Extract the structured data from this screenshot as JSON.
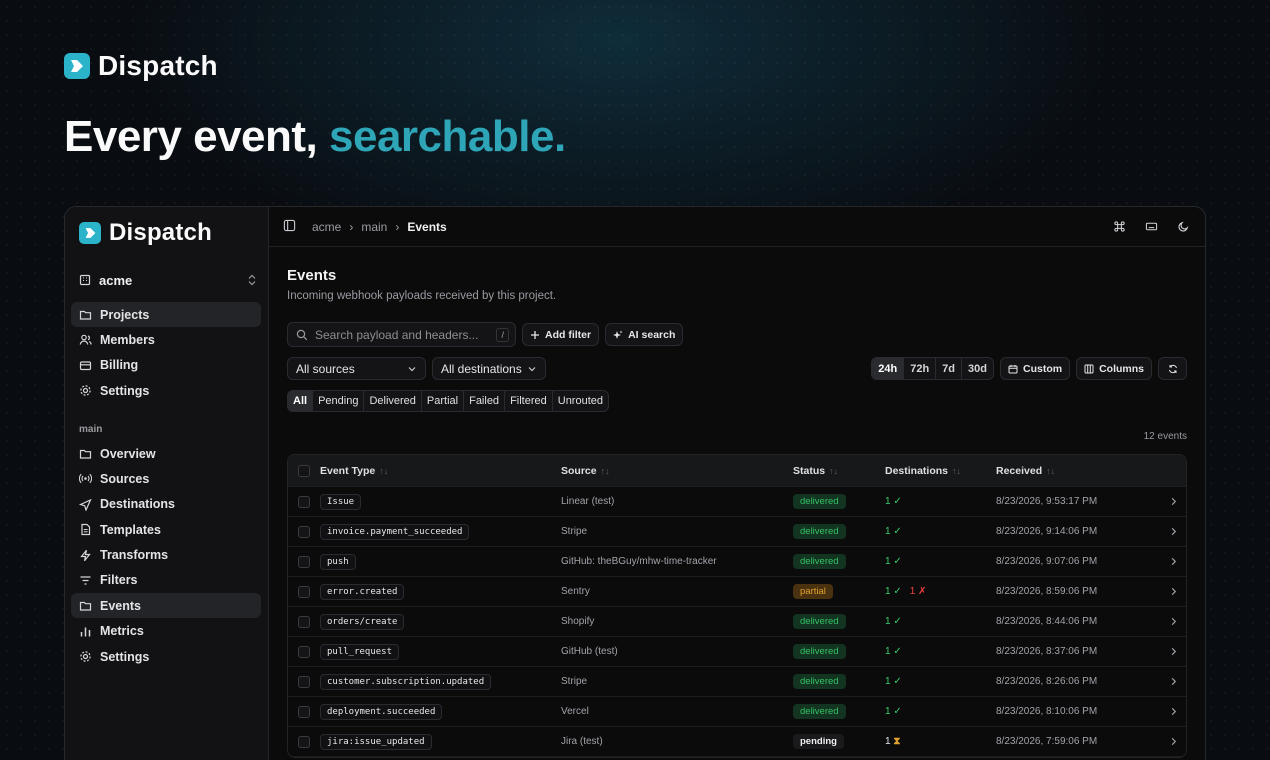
{
  "brand": {
    "name": "Dispatch",
    "color": "#2ab3c9"
  },
  "hero": {
    "title_plain": "Every event,",
    "title_accent": "searchable."
  },
  "sidebar": {
    "org": "acme",
    "org_items": [
      {
        "label": "Projects",
        "icon": "folder-icon",
        "active": true
      },
      {
        "label": "Members",
        "icon": "users-icon",
        "active": false
      },
      {
        "label": "Billing",
        "icon": "credit-card-icon",
        "active": false
      },
      {
        "label": "Settings",
        "icon": "gear-icon",
        "active": false
      }
    ],
    "section_label": "main",
    "project_items": [
      {
        "label": "Overview",
        "icon": "folder-icon",
        "active": false
      },
      {
        "label": "Sources",
        "icon": "radio-icon",
        "active": false
      },
      {
        "label": "Destinations",
        "icon": "send-icon",
        "active": false
      },
      {
        "label": "Templates",
        "icon": "file-icon",
        "active": false
      },
      {
        "label": "Transforms",
        "icon": "bolt-icon",
        "active": false
      },
      {
        "label": "Filters",
        "icon": "filter-icon",
        "active": false
      },
      {
        "label": "Events",
        "icon": "list-icon",
        "active": true
      },
      {
        "label": "Metrics",
        "icon": "bar-chart-icon",
        "active": false
      },
      {
        "label": "Settings",
        "icon": "gear-icon",
        "active": false
      }
    ]
  },
  "topbar": {
    "breadcrumb": [
      "acme",
      "main",
      "Events"
    ]
  },
  "page": {
    "title": "Events",
    "subtitle": "Incoming webhook payloads received by this project."
  },
  "search": {
    "placeholder": "Search payload and headers...",
    "shortcut": "/"
  },
  "buttons": {
    "add_filter": "Add filter",
    "ai_search": "AI search",
    "custom": "Custom",
    "columns": "Columns"
  },
  "filters": {
    "sources": "All sources",
    "destinations": "All destinations"
  },
  "ranges": [
    {
      "label": "24h",
      "active": true
    },
    {
      "label": "72h",
      "active": false
    },
    {
      "label": "7d",
      "active": false
    },
    {
      "label": "30d",
      "active": false
    }
  ],
  "status_tabs": [
    {
      "label": "All",
      "active": true
    },
    {
      "label": "Pending",
      "active": false
    },
    {
      "label": "Delivered",
      "active": false
    },
    {
      "label": "Partial",
      "active": false
    },
    {
      "label": "Failed",
      "active": false
    },
    {
      "label": "Filtered",
      "active": false
    },
    {
      "label": "Unrouted",
      "active": false
    }
  ],
  "event_count": "12 events",
  "table": {
    "headers": [
      "Event Type",
      "Source",
      "Status",
      "Destinations",
      "Received"
    ],
    "rows": [
      {
        "type": "Issue",
        "source": "Linear (test)",
        "status": "delivered",
        "ok": "1",
        "fail": "",
        "pending": "",
        "received": "8/23/2026, 9:53:17 PM"
      },
      {
        "type": "invoice.payment_succeeded",
        "source": "Stripe",
        "status": "delivered",
        "ok": "1",
        "fail": "",
        "pending": "",
        "received": "8/23/2026, 9:14:06 PM"
      },
      {
        "type": "push",
        "source": "GitHub: theBGuy/mhw-time-tracker",
        "status": "delivered",
        "ok": "1",
        "fail": "",
        "pending": "",
        "received": "8/23/2026, 9:07:06 PM"
      },
      {
        "type": "error.created",
        "source": "Sentry",
        "status": "partial",
        "ok": "1",
        "fail": "1",
        "pending": "",
        "received": "8/23/2026, 8:59:06 PM"
      },
      {
        "type": "orders/create",
        "source": "Shopify",
        "status": "delivered",
        "ok": "1",
        "fail": "",
        "pending": "",
        "received": "8/23/2026, 8:44:06 PM"
      },
      {
        "type": "pull_request",
        "source": "GitHub (test)",
        "status": "delivered",
        "ok": "1",
        "fail": "",
        "pending": "",
        "received": "8/23/2026, 8:37:06 PM"
      },
      {
        "type": "customer.subscription.updated",
        "source": "Stripe",
        "status": "delivered",
        "ok": "1",
        "fail": "",
        "pending": "",
        "received": "8/23/2026, 8:26:06 PM"
      },
      {
        "type": "deployment.succeeded",
        "source": "Vercel",
        "status": "delivered",
        "ok": "1",
        "fail": "",
        "pending": "",
        "received": "8/23/2026, 8:10:06 PM"
      },
      {
        "type": "jira:issue_updated",
        "source": "Jira (test)",
        "status": "pending",
        "ok": "",
        "fail": "",
        "pending": "1",
        "received": "8/23/2026, 7:59:06 PM"
      }
    ]
  }
}
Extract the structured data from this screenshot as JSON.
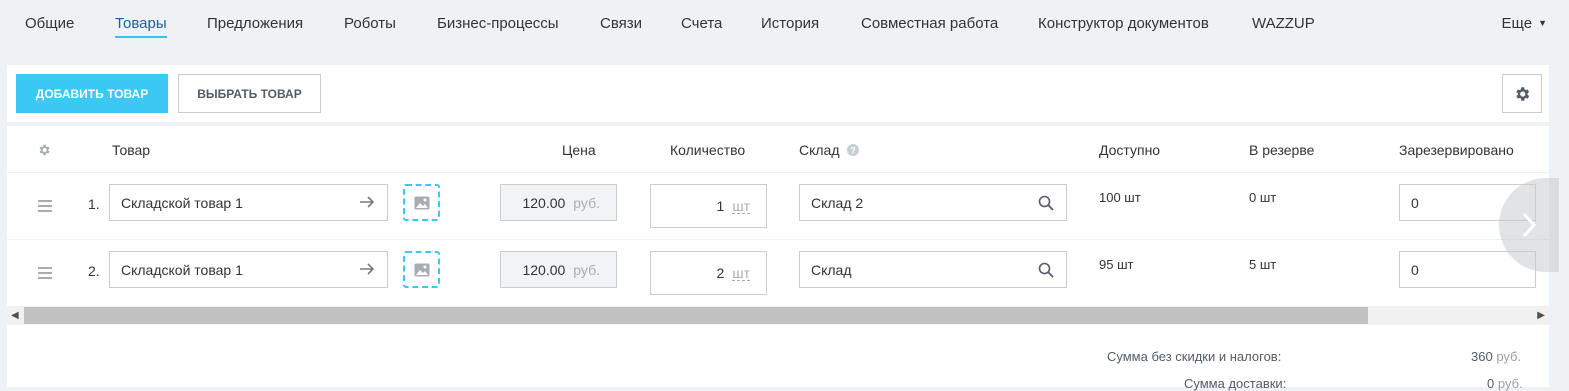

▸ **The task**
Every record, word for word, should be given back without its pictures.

▸ **Response**
Extract the structured data from this screenshot as JSON.
{
  "brand": {
    "name": "Dispatch",
    "color": "#2ab3c9"
  },
  "hero": {
    "title_plain": "Every event,",
    "title_accent": "searchable."
  },
  "sidebar": {
    "org": "acme",
    "org_items": [
      {
        "label": "Projects",
        "icon": "folder-icon",
        "active": true
      },
      {
        "label": "Members",
        "icon": "users-icon",
        "active": false
      },
      {
        "label": "Billing",
        "icon": "credit-card-icon",
        "active": false
      },
      {
        "label": "Settings",
        "icon": "gear-icon",
        "active": false
      }
    ],
    "section_label": "main",
    "project_items": [
      {
        "label": "Overview",
        "icon": "folder-icon",
        "active": false
      },
      {
        "label": "Sources",
        "icon": "radio-icon",
        "active": false
      },
      {
        "label": "Destinations",
        "icon": "send-icon",
        "active": false
      },
      {
        "label": "Templates",
        "icon": "file-icon",
        "active": false
      },
      {
        "label": "Transforms",
        "icon": "bolt-icon",
        "active": false
      },
      {
        "label": "Filters",
        "icon": "filter-icon",
        "active": false
      },
      {
        "label": "Events",
        "icon": "list-icon",
        "active": true
      },
      {
        "label": "Metrics",
        "icon": "bar-chart-icon",
        "active": false
      },
      {
        "label": "Settings",
        "icon": "gear-icon",
        "active": false
      }
    ]
  },
  "topbar": {
    "breadcrumb": [
      "acme",
      "main",
      "Events"
    ]
  },
  "page": {
    "title": "Events",
    "subtitle": "Incoming webhook payloads received by this project."
  },
  "search": {
    "placeholder": "Search payload and headers...",
    "shortcut": "/"
  },
  "buttons": {
    "add_filter": "Add filter",
    "ai_search": "AI search",
    "custom": "Custom",
    "columns": "Columns"
  },
  "filters": {
    "sources": "All sources",
    "destinations": "All destinations"
  },
  "ranges": [
    {
      "label": "24h",
      "active": true
    },
    {
      "label": "72h",
      "active": false
    },
    {
      "label": "7d",
      "active": false
    },
    {
      "label": "30d",
      "active": false
    }
  ],
  "status_tabs": [
    {
      "label": "All",
      "active": true
    },
    {
      "label": "Pending",
      "active": false
    },
    {
      "label": "Delivered",
      "active": false
    },
    {
      "label": "Partial",
      "active": false
    },
    {
      "label": "Failed",
      "active": false
    },
    {
      "label": "Filtered",
      "active": false
    },
    {
      "label": "Unrouted",
      "active": false
    }
  ],
  "event_count": "12 events",
  "table": {
    "headers": [
      "Event Type",
      "Source",
      "Status",
      "Destinations",
      "Received"
    ],
    "rows": [
      {
        "type": "Issue",
        "source": "Linear (test)",
        "status": "delivered",
        "ok": "1",
        "fail": "",
        "pending": "",
        "received": "8/23/2026, 9:53:17 PM"
      },
      {
        "type": "invoice.payment_succeeded",
        "source": "Stripe",
        "status": "delivered",
        "ok": "1",
        "fail": "",
        "pending": "",
        "received": "8/23/2026, 9:14:06 PM"
      },
      {
        "type": "push",
        "source": "GitHub: theBGuy/mhw-time-tracker",
        "status": "delivered",
        "ok": "1",
        "fail": "",
        "pending": "",
        "received": "8/23/2026, 9:07:06 PM"
      },
      {
        "type": "error.created",
        "source": "Sentry",
        "status": "partial",
        "ok": "1",
        "fail": "1",
        "pending": "",
        "received": "8/23/2026, 8:59:06 PM"
      },
      {
        "type": "orders/create",
        "source": "Shopify",
        "status": "delivered",
        "ok": "1",
        "fail": "",
        "pending": "",
        "received": "8/23/2026, 8:44:06 PM"
      },
      {
        "type": "pull_request",
        "source": "GitHub (test)",
        "status": "delivered",
        "ok": "1",
        "fail": "",
        "pending": "",
        "received": "8/23/2026, 8:37:06 PM"
      },
      {
        "type": "customer.subscription.updated",
        "source": "Stripe",
        "status": "delivered",
        "ok": "1",
        "fail": "",
        "pending": "",
        "received": "8/23/2026, 8:26:06 PM"
      },
      {
        "type": "deployment.succeeded",
        "source": "Vercel",
        "status": "delivered",
        "ok": "1",
        "fail": "",
        "pending": "",
        "received": "8/23/2026, 8:10:06 PM"
      },
      {
        "type": "jira:issue_updated",
        "source": "Jira (test)",
        "status": "pending",
        "ok": "",
        "fail": "",
        "pending": "1",
        "received": "8/23/2026, 7:59:06 PM"
      }
    ]
  }
}
Extract the structured data from this screenshot as JSON.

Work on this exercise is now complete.